Once you have your purchase back home, cover the floor with a tarp or blanket and lay the mattress down on it. Vacuum both sides extremely well. Use Resolve to remove any spots you see or scuff marks acquired during transport. Spray both surfaces with an anti-bacterial spray like Febreeze, allowing one side to completely dry before flipping it over to spray the other side. If you live in a location where the weather dips below freezing at night, leave the mattress outdoors over night. This will kill any dust mites they may live in the mattress.
Now you are ready to cover your mattress with a good quality mattress cover and dream of ways to spend the hundreds of dollars you saved by buying a previously owned mattress. I can assure you your mattress will be infinitely more sanitary than the bed you slept in at the last hotel you were in.
Any ideas would be greatly appreciated, Cookiepom
Please, if there is any way you could buy a new set, that is what I would do. I have a skin disease that no doctor can tell me what it is. There is something out there that you can get it. Is a little like scabies but I don't know if I will ever get rid of it. So think about this before you buy beds, sofas or anything. You can go to http://lymebusters.proboards39.com . Just read what we are going through but you could cover the box springs. Ask them what they use to clean them and maybe you could ask them let you see them spray it. Good luck
I agree with laj. Buying used mattresses is almost as bad as buying used undergarments. You don't know who had it before you and by how many. Go to some mattress outlet store, ask if there are any stragglers, mismatches, scratch and dent items. I would not suggest buying a used mattress. Quite honestly, I am surprised that Goodwill or Salvation Army even takes used mattresses.

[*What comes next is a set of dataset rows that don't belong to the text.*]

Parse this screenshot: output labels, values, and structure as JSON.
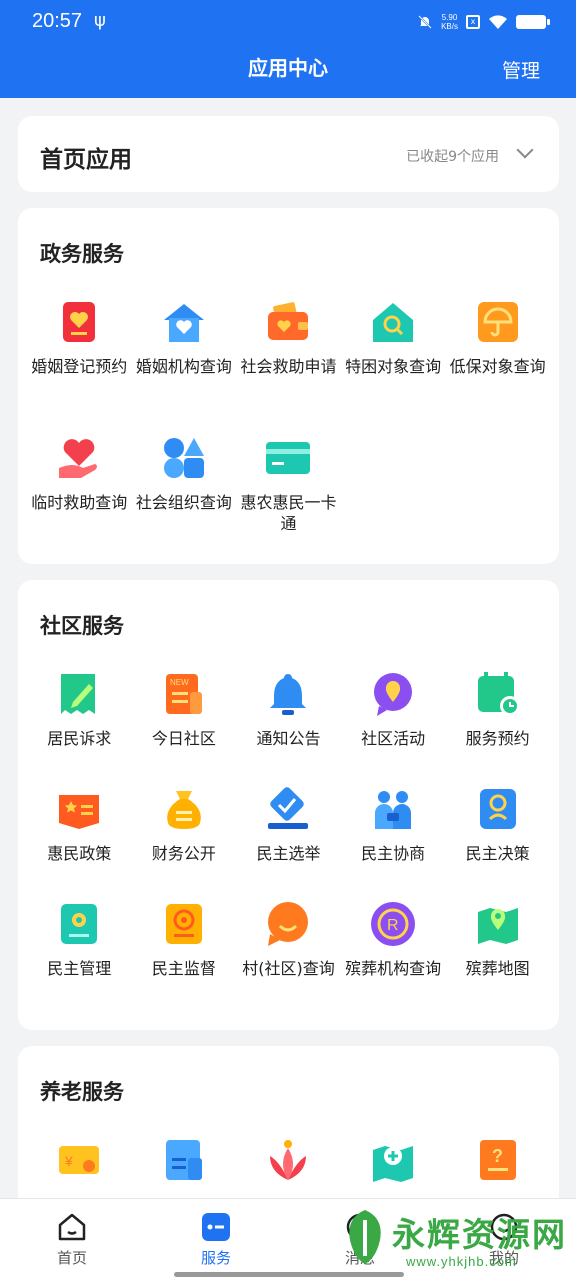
{
  "status_bar": {
    "time": "20:57",
    "usb": "ψ",
    "speed_value": "5.90",
    "speed_unit": "KB/s"
  },
  "header": {
    "title": "应用中心",
    "manage_label": "管理"
  },
  "home_apps": {
    "title": "首页应用",
    "collapsed_text": "已收起9个应用"
  },
  "gov": {
    "title": "政务服务",
    "items": [
      {
        "label": "婚姻登记预约",
        "icon": "marriage-register-icon"
      },
      {
        "label": "婚姻机构查询",
        "icon": "marriage-agency-icon"
      },
      {
        "label": "社会救助申请",
        "icon": "social-aid-wallet-icon"
      },
      {
        "label": "特困对象查询",
        "icon": "home-search-icon"
      },
      {
        "label": "低保对象查询",
        "icon": "umbrella-icon"
      },
      {
        "label": "临时救助查询",
        "icon": "hand-heart-icon"
      },
      {
        "label": "社会组织查询",
        "icon": "shapes-icon"
      },
      {
        "label": "惠农惠民一卡通",
        "icon": "bank-card-icon"
      }
    ]
  },
  "community": {
    "title": "社区服务",
    "items": [
      {
        "label": "居民诉求",
        "icon": "edit-note-icon"
      },
      {
        "label": "今日社区",
        "icon": "news-icon"
      },
      {
        "label": "通知公告",
        "icon": "bell-icon"
      },
      {
        "label": "社区活动",
        "icon": "location-chat-icon"
      },
      {
        "label": "服务预约",
        "icon": "calendar-clock-icon"
      },
      {
        "label": "惠民政策",
        "icon": "policy-card-icon"
      },
      {
        "label": "财务公开",
        "icon": "money-bag-icon"
      },
      {
        "label": "民主选举",
        "icon": "vote-check-icon"
      },
      {
        "label": "民主协商",
        "icon": "people-discuss-icon"
      },
      {
        "label": "民主决策",
        "icon": "person-badge-icon"
      },
      {
        "label": "民主管理",
        "icon": "gear-book-icon"
      },
      {
        "label": "民主监督",
        "icon": "camera-badge-icon"
      },
      {
        "label": "村(社区)查询",
        "icon": "smile-bubble-icon"
      },
      {
        "label": "殡葬机构查询",
        "icon": "registered-circle-icon"
      },
      {
        "label": "殡葬地图",
        "icon": "map-pin-icon"
      }
    ]
  },
  "elderly": {
    "title": "养老服务",
    "items": [
      {
        "label": "",
        "icon": "voucher-icon"
      },
      {
        "label": "",
        "icon": "document-icon"
      },
      {
        "label": "",
        "icon": "lotus-icon"
      },
      {
        "label": "",
        "icon": "map-medical-icon"
      },
      {
        "label": "",
        "icon": "question-doc-icon"
      }
    ]
  },
  "nav": {
    "items": [
      {
        "label": "首页",
        "icon": "home-icon"
      },
      {
        "label": "服务",
        "icon": "service-icon"
      },
      {
        "label": "消息",
        "icon": "message-icon"
      },
      {
        "label": "我的",
        "icon": "profile-icon"
      }
    ]
  },
  "watermark": {
    "text": "永辉资源网",
    "url": "www.yhkjhb.com"
  }
}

Instead of buying the Goodwill mattress, could I make a suggestion? Try your local Rent-a-center type place and ask them about purchasing a mattress set. They generally have many brand new sets to sell and they are very inexpensive. I purchased a twin set for a spare room for less than $50 and it was brand new. It may not be the best quality in the world, but it serves the purpose.
Anyway, the store I bought mine from told me that they keep several sets in stock because they are not allowed to re-rent a set (they must be destroyed.) It's worth a try!
Our local Salvation Army sells new mattress sets. Do you have a store near you that you could check out? Our bodies tend to "shape" our mattresses, kind of like shoes, not to mention having to worry about who had the mattress last. I can think of all sorts of reasons I wouldn't want a used mattress, the same reasons that make me bring my own pillow to a hotel room and two blankets (one to sleep on top of and one to have over me!). I just wouldn't risk buying a used one. I don't think there will ever be a way to completely sanitize it.
Naw. Don't be a wuss. Wash it up with an antibacterial agent. Cover it with an nice cover. If you're really paranoid, stick it in the microwave to kill straggling bacteria.
By Fen Patrick
In Tarrant/Dallas TX counties, there is a Public Health law that says "any used mattress sets" before they can be sold, they must be sanitized by washing and spraying with a commercial antibacterial cleaning solution.